Book it to the bookstore

Illustration by Philip Kuhns
Illustration by Philip Kuhns

It’s the first day of the new semester and I’m ready for syllabus discussion and icebreaker games. But, since this is college, some courses jump right into the material. Disappointing, but I came prepared.

Many of my classmates, however, did not.

When a professor assigns reading homework on the first day, I cringe and write down the assignment in my planner, but many of my fellow scholars immediately raise their hand and say something like, “Professor, I don’t have my books because (insert lame excuse here).”

Actual excuses aside (like when Amazon delivered my books to the wrong address), most of these students haven’t even ordered their books yet. I’ve heard many students justify this practice by saying they want to wait and see what books they will need.

This sounds like a reasonable notion until one remembers professors submit a required book list to the university bookstore weeks before the semester starts. It gives the impression some students might simply try to get out of buying books for whatever reason.

Some students seem to think their professor is going to tell the class they don’t need to buy any books at all because “screw the man” and all that jazz.

Sorry guys, that’s probably not going to happen.

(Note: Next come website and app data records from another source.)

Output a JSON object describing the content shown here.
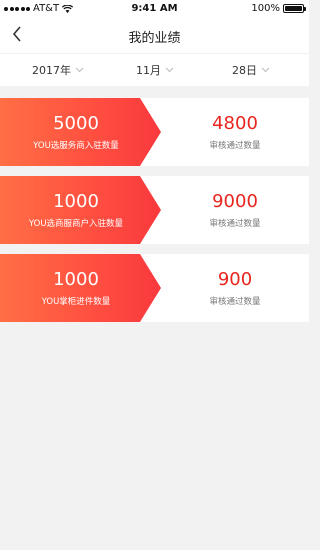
{
  "status_bar": {
    "carrier": "AT&T",
    "time": "9:41 AM",
    "battery": "100%"
  },
  "nav": {
    "title": "我的业绩"
  },
  "filters": [
    {
      "label": "2017年"
    },
    {
      "label": "11月"
    },
    {
      "label": "28日"
    }
  ],
  "cards": [
    {
      "value": "5000",
      "label": "YOU选服务商入驻数量",
      "approved_value": "4800",
      "approved_label": "审核通过数量"
    },
    {
      "value": "1000",
      "label": "YOU选商服商户入驻数量",
      "approved_value": "9000",
      "approved_label": "审核通过数量"
    },
    {
      "value": "1000",
      "label": "YOU掌柜进件数量",
      "approved_value": "900",
      "approved_label": "审核通过数量"
    }
  ],
  "colors": {
    "accent": "#e8261f",
    "gradient_start": "#ff6f45",
    "gradient_end": "#f9393e"
  }
}
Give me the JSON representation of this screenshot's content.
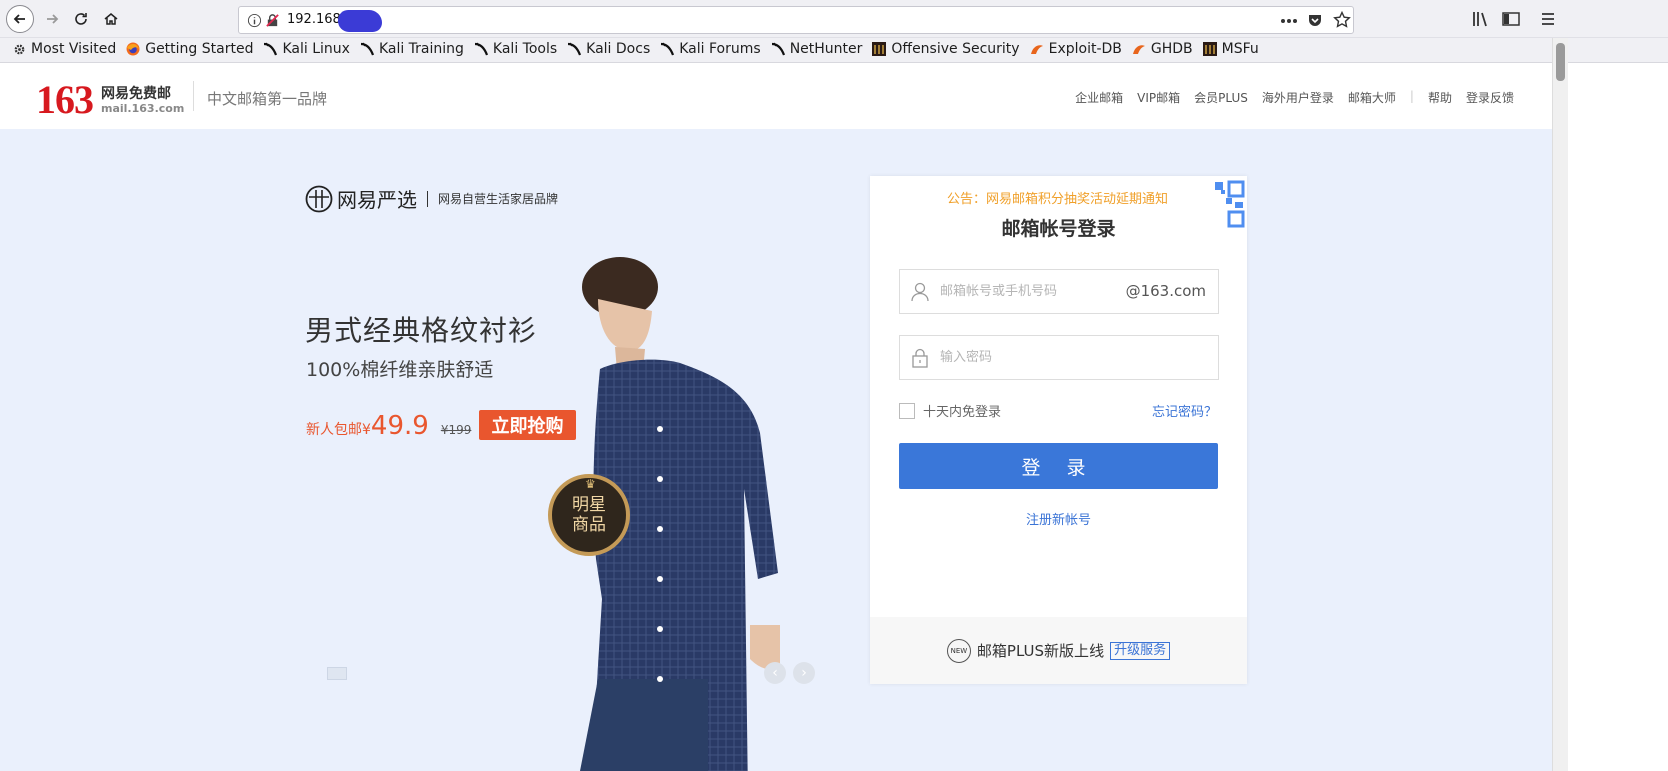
{
  "browser": {
    "url": "192.168.",
    "bookmarks": [
      {
        "label": "Most Visited",
        "icon": "gear-icon"
      },
      {
        "label": "Getting Started",
        "icon": "firefox-icon"
      },
      {
        "label": "Kali Linux",
        "icon": "kali-dragon-icon"
      },
      {
        "label": "Kali Training",
        "icon": "kali-dragon-icon"
      },
      {
        "label": "Kali Tools",
        "icon": "kali-dragon-icon"
      },
      {
        "label": "Kali Docs",
        "icon": "kali-dragon-icon"
      },
      {
        "label": "Kali Forums",
        "icon": "kali-dragon-icon"
      },
      {
        "label": "NetHunter",
        "icon": "kali-dragon-icon"
      },
      {
        "label": "Offensive Security",
        "icon": "offsec-icon"
      },
      {
        "label": "Exploit-DB",
        "icon": "exploitdb-icon"
      },
      {
        "label": "GHDB",
        "icon": "exploitdb-icon"
      },
      {
        "label": "MSFu",
        "icon": "offsec-icon"
      }
    ]
  },
  "header": {
    "logo_num": "163",
    "logo_cn": "网易免费邮",
    "logo_en": "mail.163.com",
    "slogan": "中文邮箱第一品牌",
    "links": [
      "企业邮箱",
      "VIP邮箱",
      "会员PLUS",
      "海外用户登录",
      "邮箱大师",
      "帮助",
      "登录反馈"
    ]
  },
  "promo": {
    "brand": "网易严选",
    "brand_sub": "网易自营生活家居品牌",
    "title": "男式经典格纹衬衫",
    "subtitle": "100%棉纤维亲肤舒适",
    "price_label": "新人包邮¥",
    "price": "49.9",
    "old_price": "¥199",
    "buy_label": "立即抢购",
    "badge_line1": "明星",
    "badge_line2": "商品"
  },
  "login": {
    "notice": "公告：网易邮箱积分抽奖活动延期通知",
    "title": "邮箱帐号登录",
    "username_placeholder": "邮箱帐号或手机号码",
    "domain_suffix": "@163.com",
    "password_placeholder": "输入密码",
    "remember_label": "十天内免登录",
    "forgot_label": "忘记密码？",
    "login_label": "登 录",
    "register_label": "注册新帐号",
    "footer_text": "邮箱PLUS新版上线",
    "upgrade_label": "升级服务",
    "new_badge": "NEW"
  },
  "colors": {
    "brand_red": "#d7191f",
    "primary_blue": "#3a77d9",
    "promo_orange": "#e9562e",
    "notice_orange": "#f0a02a",
    "hero_bg": "#eaf0fc"
  }
}
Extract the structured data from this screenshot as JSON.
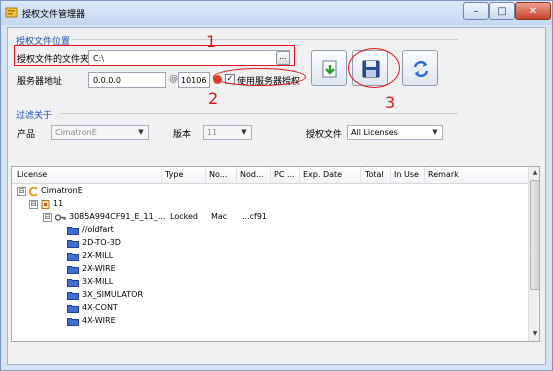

Maybe students think textbooks are unnecessary, or maybe too costly. I understand textbooks are ridiculously expensive. However, they are an essential part of learning. Not to mention, students can find textbooks for a really good discount on this new-fangled thing called the Internet.

Shocking, I know.

Websites like Amazon, Chegg and Valore Books provide inexpensive purchasing and rental options for books that could potentially save hundreds of dollars on books every semester. There is no excuse for students to wait until the first week of school to buy their books. Part of becoming an adult is being responsible and properly preparing for things.

Students have to know coming prepared to class is their responsibility as a scholar. Yes, books and other supplies are expensive, but those supplies are necessary to learn. We’re adults who are in college now, it’s about time we learn how to be good students.